Good for Apple CEO Tim Cook for refusing the order to decrypt an iPhone.
Apple said on Wednesday that it would oppose and challenge a federal court order to help the F.B.I. unlock an iPhone used by one of the two attackers who killed 14 people in San Bernardino, Calif., in December.
On Tuesday, in a significant victory for the government, Magistrate Judge Sheri Pym of the Federal District Court for the District of Central California ordered Apple to bypass security functions on an iPhone 5c used by Syed Rizwan Farook, who was killed by the police along with his wife, Tashfeen Malik, after they attacked Mr. Farook's co-workers at a holiday gathering.
Judge Pym ordered Apple to build special software that would essentially act as a skeleton key capable of unlocking the phone.
But hours later, in a statement by its chief executive, Timothy D. Cook, Apple announced its refusal to comply. The move sets up a legal showdown between the company, which says it is eager to protect the privacy of its customers, and the law enforcement authorities, who say that new encryption technologies hamper their ability to prevent and solve crime.

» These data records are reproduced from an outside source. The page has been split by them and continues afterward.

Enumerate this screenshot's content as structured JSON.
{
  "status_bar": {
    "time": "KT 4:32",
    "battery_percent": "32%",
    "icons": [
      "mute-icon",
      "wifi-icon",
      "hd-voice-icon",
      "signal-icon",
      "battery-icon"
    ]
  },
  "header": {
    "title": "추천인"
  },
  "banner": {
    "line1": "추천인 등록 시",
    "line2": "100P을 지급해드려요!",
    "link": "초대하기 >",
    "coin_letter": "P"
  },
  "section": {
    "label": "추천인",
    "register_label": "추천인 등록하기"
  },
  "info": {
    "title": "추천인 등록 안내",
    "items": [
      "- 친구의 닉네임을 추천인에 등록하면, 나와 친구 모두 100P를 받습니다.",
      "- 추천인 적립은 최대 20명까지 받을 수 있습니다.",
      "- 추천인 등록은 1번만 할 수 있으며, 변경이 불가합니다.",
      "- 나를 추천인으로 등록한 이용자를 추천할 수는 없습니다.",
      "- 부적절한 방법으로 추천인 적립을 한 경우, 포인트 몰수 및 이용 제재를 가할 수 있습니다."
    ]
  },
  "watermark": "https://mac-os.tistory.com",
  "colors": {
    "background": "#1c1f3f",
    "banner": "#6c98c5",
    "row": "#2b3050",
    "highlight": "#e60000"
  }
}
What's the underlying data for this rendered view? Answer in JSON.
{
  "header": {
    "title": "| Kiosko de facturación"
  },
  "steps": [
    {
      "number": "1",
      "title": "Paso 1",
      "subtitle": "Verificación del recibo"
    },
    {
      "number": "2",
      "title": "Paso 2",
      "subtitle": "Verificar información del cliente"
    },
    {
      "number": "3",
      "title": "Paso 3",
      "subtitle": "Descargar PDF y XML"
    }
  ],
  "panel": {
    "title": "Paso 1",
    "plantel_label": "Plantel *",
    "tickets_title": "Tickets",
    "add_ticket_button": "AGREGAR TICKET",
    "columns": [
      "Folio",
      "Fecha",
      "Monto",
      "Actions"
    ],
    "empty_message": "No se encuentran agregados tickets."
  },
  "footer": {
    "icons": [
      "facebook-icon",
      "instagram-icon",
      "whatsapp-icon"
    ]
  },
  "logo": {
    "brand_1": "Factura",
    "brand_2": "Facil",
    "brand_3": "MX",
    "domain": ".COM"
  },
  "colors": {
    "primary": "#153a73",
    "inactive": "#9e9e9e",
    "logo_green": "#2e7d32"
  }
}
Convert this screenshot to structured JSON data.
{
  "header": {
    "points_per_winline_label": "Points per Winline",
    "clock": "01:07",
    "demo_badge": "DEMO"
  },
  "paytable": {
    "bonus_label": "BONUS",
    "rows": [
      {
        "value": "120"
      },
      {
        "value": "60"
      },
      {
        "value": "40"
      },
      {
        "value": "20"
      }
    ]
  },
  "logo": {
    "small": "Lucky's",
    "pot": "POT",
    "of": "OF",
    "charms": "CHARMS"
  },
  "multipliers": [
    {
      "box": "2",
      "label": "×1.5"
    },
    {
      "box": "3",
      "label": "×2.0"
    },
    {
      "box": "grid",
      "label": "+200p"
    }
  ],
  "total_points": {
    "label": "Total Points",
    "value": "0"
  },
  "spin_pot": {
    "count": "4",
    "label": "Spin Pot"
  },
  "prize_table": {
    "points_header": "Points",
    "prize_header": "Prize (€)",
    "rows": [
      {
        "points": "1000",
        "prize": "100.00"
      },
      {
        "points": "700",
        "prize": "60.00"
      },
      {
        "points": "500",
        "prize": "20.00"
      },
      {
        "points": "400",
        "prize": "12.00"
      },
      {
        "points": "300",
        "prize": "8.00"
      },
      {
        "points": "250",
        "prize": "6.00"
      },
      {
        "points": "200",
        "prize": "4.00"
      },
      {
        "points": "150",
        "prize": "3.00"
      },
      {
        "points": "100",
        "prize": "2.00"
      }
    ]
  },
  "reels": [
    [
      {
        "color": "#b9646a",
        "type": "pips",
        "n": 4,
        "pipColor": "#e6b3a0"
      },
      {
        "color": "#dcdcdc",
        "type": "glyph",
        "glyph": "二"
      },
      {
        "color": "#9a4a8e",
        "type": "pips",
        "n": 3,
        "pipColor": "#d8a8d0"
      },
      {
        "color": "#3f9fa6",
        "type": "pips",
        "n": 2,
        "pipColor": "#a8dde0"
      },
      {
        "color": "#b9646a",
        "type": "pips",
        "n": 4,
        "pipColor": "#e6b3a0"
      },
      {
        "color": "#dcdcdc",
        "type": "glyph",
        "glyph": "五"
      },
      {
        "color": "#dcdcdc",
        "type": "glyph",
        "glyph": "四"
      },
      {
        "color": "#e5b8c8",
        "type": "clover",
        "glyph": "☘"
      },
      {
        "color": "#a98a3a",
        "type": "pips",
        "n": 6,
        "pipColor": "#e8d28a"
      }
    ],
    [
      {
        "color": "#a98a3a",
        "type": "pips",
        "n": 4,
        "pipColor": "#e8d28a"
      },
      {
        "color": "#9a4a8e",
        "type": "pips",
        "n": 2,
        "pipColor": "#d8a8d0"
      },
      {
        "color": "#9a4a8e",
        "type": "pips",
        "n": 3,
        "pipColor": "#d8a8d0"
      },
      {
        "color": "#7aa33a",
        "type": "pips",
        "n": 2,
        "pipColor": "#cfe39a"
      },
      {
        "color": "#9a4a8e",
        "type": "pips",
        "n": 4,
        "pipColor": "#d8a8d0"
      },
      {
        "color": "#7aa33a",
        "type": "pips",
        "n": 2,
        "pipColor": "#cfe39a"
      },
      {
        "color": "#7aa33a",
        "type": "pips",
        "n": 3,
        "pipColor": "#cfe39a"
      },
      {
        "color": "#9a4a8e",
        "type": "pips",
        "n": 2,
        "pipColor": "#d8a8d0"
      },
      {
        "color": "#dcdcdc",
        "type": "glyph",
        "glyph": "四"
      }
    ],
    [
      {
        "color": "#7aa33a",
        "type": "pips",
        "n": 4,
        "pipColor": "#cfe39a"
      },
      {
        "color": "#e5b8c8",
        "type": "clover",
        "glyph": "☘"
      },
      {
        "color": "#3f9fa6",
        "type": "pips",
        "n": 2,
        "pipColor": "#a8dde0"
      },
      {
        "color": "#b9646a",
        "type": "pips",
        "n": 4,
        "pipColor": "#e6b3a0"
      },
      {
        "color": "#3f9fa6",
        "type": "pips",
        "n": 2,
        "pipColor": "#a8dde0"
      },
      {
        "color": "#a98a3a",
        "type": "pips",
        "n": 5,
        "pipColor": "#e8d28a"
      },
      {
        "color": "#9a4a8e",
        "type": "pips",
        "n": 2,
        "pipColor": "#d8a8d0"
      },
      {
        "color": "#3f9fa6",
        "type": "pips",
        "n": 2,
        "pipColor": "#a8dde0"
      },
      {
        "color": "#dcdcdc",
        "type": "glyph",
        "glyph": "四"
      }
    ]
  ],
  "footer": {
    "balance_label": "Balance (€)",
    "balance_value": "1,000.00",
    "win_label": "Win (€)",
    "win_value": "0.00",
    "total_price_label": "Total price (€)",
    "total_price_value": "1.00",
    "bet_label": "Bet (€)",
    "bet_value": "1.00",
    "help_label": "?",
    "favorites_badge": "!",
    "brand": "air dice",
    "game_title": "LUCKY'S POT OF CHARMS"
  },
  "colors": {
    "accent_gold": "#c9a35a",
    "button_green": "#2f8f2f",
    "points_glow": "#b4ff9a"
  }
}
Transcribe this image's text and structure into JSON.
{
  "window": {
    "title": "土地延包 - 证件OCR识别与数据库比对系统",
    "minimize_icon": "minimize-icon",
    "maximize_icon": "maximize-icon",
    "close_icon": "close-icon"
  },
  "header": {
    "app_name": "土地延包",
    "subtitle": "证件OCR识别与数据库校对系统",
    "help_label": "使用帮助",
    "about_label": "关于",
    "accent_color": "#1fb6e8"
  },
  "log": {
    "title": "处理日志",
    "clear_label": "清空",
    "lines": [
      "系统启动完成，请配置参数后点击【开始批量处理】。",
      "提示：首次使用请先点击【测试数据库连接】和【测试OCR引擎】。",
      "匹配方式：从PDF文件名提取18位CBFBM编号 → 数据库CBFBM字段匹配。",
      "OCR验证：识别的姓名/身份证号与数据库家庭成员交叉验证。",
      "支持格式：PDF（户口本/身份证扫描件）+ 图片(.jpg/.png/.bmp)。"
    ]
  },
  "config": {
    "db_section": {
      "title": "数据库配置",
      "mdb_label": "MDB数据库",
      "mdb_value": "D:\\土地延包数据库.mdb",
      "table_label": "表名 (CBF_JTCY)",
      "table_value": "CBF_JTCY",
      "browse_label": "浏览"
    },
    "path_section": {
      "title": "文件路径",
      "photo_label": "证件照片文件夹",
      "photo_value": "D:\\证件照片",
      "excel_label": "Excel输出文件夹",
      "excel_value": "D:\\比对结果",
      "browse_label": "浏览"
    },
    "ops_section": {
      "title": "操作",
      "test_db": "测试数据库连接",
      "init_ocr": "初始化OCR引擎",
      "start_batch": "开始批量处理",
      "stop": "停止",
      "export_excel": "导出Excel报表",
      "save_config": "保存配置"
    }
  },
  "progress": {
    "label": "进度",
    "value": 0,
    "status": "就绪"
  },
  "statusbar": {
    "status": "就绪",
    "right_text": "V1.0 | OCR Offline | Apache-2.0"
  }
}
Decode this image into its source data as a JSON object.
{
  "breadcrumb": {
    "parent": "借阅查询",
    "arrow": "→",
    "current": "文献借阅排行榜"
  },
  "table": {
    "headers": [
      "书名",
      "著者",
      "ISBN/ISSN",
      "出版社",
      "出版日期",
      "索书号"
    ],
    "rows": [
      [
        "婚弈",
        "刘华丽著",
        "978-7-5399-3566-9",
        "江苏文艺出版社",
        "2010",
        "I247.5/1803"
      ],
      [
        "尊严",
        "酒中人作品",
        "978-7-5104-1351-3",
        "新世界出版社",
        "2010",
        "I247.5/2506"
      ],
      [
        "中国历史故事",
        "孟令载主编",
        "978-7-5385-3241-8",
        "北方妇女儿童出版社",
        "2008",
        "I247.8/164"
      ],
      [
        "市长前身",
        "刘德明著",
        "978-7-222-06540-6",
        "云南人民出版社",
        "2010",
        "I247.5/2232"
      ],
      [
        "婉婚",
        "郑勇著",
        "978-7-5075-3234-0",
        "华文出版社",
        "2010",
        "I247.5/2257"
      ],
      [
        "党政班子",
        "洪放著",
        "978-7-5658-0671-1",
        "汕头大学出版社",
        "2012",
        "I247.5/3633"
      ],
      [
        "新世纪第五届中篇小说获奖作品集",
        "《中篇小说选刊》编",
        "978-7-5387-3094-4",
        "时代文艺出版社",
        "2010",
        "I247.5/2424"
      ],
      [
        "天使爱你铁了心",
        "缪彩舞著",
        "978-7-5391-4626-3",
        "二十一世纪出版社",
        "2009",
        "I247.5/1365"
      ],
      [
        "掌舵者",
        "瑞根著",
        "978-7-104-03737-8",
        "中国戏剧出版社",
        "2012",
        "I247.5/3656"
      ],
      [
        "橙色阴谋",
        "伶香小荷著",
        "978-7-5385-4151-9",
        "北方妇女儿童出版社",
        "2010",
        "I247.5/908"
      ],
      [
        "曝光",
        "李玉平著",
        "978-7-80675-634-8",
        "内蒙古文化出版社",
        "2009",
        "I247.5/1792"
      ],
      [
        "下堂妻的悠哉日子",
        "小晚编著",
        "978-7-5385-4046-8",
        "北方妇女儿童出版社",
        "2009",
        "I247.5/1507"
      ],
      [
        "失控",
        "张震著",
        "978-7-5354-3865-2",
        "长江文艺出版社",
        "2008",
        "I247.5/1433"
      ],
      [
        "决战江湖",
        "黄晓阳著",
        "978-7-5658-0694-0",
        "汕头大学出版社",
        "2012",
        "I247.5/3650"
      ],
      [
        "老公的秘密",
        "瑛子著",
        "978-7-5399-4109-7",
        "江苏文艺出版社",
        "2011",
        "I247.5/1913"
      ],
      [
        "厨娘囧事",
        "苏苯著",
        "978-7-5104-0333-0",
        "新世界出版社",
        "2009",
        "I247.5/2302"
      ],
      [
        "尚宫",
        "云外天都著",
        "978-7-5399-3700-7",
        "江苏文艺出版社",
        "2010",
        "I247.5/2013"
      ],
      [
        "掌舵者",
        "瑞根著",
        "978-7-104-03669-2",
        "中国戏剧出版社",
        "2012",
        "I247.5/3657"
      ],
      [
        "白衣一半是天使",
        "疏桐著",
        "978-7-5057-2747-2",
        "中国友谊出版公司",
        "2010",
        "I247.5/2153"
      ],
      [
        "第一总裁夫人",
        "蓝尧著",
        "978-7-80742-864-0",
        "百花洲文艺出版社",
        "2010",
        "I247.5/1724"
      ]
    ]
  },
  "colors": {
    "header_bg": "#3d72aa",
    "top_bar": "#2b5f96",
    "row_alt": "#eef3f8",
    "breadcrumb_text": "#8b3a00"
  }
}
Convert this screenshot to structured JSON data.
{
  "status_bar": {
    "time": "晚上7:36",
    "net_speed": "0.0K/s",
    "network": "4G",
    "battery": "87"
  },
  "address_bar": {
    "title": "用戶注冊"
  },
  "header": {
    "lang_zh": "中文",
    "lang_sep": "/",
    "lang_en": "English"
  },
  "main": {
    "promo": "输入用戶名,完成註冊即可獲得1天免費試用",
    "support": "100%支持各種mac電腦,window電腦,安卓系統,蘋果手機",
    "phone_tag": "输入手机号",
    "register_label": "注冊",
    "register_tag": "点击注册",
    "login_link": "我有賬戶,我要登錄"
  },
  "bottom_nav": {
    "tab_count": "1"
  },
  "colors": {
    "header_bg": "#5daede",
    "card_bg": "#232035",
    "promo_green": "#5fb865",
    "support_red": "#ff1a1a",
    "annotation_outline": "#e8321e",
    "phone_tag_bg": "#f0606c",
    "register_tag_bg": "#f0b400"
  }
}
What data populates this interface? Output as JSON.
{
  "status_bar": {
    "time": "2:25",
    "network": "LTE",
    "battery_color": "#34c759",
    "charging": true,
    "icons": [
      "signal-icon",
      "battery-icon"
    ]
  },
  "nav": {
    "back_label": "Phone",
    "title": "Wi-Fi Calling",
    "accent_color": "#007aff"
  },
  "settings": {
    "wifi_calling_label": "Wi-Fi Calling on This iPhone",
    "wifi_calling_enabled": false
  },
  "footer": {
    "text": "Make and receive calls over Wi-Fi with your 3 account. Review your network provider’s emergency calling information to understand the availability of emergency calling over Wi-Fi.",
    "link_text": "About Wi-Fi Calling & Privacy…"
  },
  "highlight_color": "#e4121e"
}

There's no end to this rabbit hole once it gets opened. American citizens have a right to privacy, and a right to strong encryption.